Are You Ready for ‘Son of Stimulus — The Return’?
November 15, 2012 - 2:15 pm
I’ve lost track of the number of “stimulus” packages that have vomited forth from the maw of the Democratic party vote buying machine. There may have been 4 or 5 actual “stimuli” bills, but that may be an undercount. A cool dozen bills proposed and/or passed by one or both chambers laid claim to having stimulative powers — sort of like voodoo but with real slow zombies.
Whatever the number, our economy, that only recently the winner of the presidential election was telling us is moving Forward(!), appears to be in worse shape than anyone could possibly have imagined.
Er…at least that’s their story and they’re sticking to it.
Senate Democrats are saying that any budget deal has to have some kind of economic stimulus or George Bush’s economic mismanagement will drive us into another recession.
Senate Democrats, feeling confident from their net gain of two seats in last week’s election, say any deficit-reduction package negotiated in the coming weeks must include stimulus measures.
They have yet to decide which prime-the-pump measures to push, but are mulling options such as new infrastructure spending and an extension of the payroll tax holiday.
That’s one thing I love about stimulus bills; their originality. Like, we’ve never tried the road building gig nor have we attempted the payroll tax holiday scenario.
Some Republicans are likely to balk at the notion that a package to cut the deficit would include new spending.
Be careful. Sounds like sanity might break out at any moment on Capitol Hill.
But Democrats argue the No. 1 concern for voters is job creation and that the government needs to take a more aggressive role in spurring the economy.
“We need to do something on stimulus as part of the overall fiscal cliff,” said Sen. Charles Schumer (D-N.Y.), the Senate Democrats’ chief political strategist. “We have to do something because the economy is not growing fast enough in the first year or two.”
Schumer said deficit reduction and a federal stimulus package are not mutually exclusive.
“You can have a 10-year deficit-reduction package that encourages a way to get the economy moving more quickly in the first year or so,” he said.
Only a liberal could hold two completely opposing facts in their head and ignore both of them in order to reach a third, totally bogus conclusion.
I suspect this Son of Stimulus will not get very far either in the Senate or the House.

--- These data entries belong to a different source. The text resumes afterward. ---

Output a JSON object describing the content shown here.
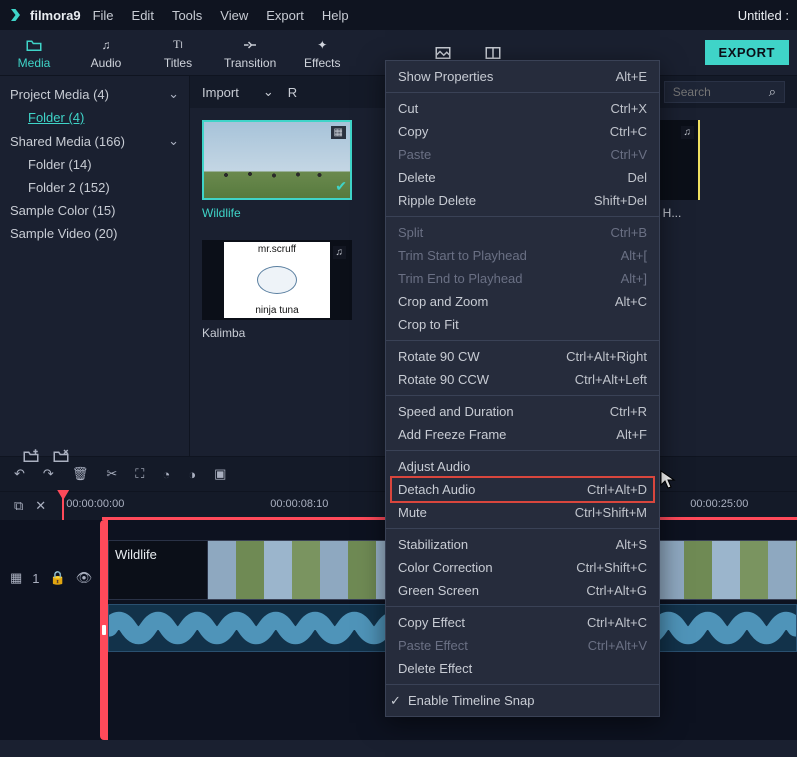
{
  "titlebar": {
    "app_name": "filmora9",
    "menu": [
      "File",
      "Edit",
      "Tools",
      "View",
      "Export",
      "Help"
    ],
    "project": "Untitled :"
  },
  "toolbar": {
    "tabs": [
      {
        "id": "media",
        "label": "Media"
      },
      {
        "id": "audio",
        "label": "Audio"
      },
      {
        "id": "titles",
        "label": "Titles"
      },
      {
        "id": "transition",
        "label": "Transition"
      },
      {
        "id": "effects",
        "label": "Effects"
      }
    ],
    "export": "EXPORT"
  },
  "sidebar": {
    "items": [
      {
        "label": "Project Media (4)",
        "expandable": true
      },
      {
        "label": "Folder (4)",
        "link": true,
        "indent": true
      },
      {
        "label": "Shared Media (166)",
        "expandable": true
      },
      {
        "label": "Folder (14)",
        "indent": true
      },
      {
        "label": "Folder 2 (152)",
        "indent": true
      },
      {
        "label": "Sample Color (15)"
      },
      {
        "label": "Sample Video (20)"
      }
    ]
  },
  "content": {
    "import": "Import",
    "record": "R",
    "search_placeholder": "Search",
    "thumbs": [
      {
        "label": "Wildlife",
        "selected": true,
        "kind": "video"
      },
      {
        "label": "xen H...",
        "kind": "audio"
      },
      {
        "label": "Kalimba",
        "kind": "audio",
        "art": {
          "top": "mr.scruff",
          "bottom": "ninja tuna"
        }
      }
    ]
  },
  "context_menu": {
    "groups": [
      [
        {
          "label": "Show Properties",
          "shortcut": "Alt+E"
        }
      ],
      [
        {
          "label": "Cut",
          "shortcut": "Ctrl+X"
        },
        {
          "label": "Copy",
          "shortcut": "Ctrl+C"
        },
        {
          "label": "Paste",
          "shortcut": "Ctrl+V",
          "disabled": true
        },
        {
          "label": "Delete",
          "shortcut": "Del"
        },
        {
          "label": "Ripple Delete",
          "shortcut": "Shift+Del"
        }
      ],
      [
        {
          "label": "Split",
          "shortcut": "Ctrl+B",
          "disabled": true
        },
        {
          "label": "Trim Start to Playhead",
          "shortcut": "Alt+[",
          "disabled": true
        },
        {
          "label": "Trim End to Playhead",
          "shortcut": "Alt+]",
          "disabled": true
        },
        {
          "label": "Crop and Zoom",
          "shortcut": "Alt+C"
        },
        {
          "label": "Crop to Fit"
        }
      ],
      [
        {
          "label": "Rotate 90 CW",
          "shortcut": "Ctrl+Alt+Right"
        },
        {
          "label": "Rotate 90 CCW",
          "shortcut": "Ctrl+Alt+Left"
        }
      ],
      [
        {
          "label": "Speed and Duration",
          "shortcut": "Ctrl+R"
        },
        {
          "label": "Add Freeze Frame",
          "shortcut": "Alt+F"
        }
      ],
      [
        {
          "label": "Adjust Audio"
        },
        {
          "label": "Detach Audio",
          "shortcut": "Ctrl+Alt+D",
          "highlight": true
        },
        {
          "label": "Mute",
          "shortcut": "Ctrl+Shift+M"
        }
      ],
      [
        {
          "label": "Stabilization",
          "shortcut": "Alt+S"
        },
        {
          "label": "Color Correction",
          "shortcut": "Ctrl+Shift+C"
        },
        {
          "label": "Green Screen",
          "shortcut": "Ctrl+Alt+G"
        }
      ],
      [
        {
          "label": "Copy Effect",
          "shortcut": "Ctrl+Alt+C"
        },
        {
          "label": "Paste Effect",
          "shortcut": "Ctrl+Alt+V",
          "disabled": true
        },
        {
          "label": "Delete Effect"
        }
      ],
      [
        {
          "label": "Enable Timeline Snap",
          "checked": true
        }
      ]
    ]
  },
  "timeline": {
    "ruler": [
      "00:00:00:00",
      "00:00:08:10",
      "00:00:25:00"
    ],
    "clip_label": "Wildlife",
    "track_number": "1"
  }
}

More obstructionism from those evil Republicans, who will no doubt be blamed when the economy goes into another recession next year.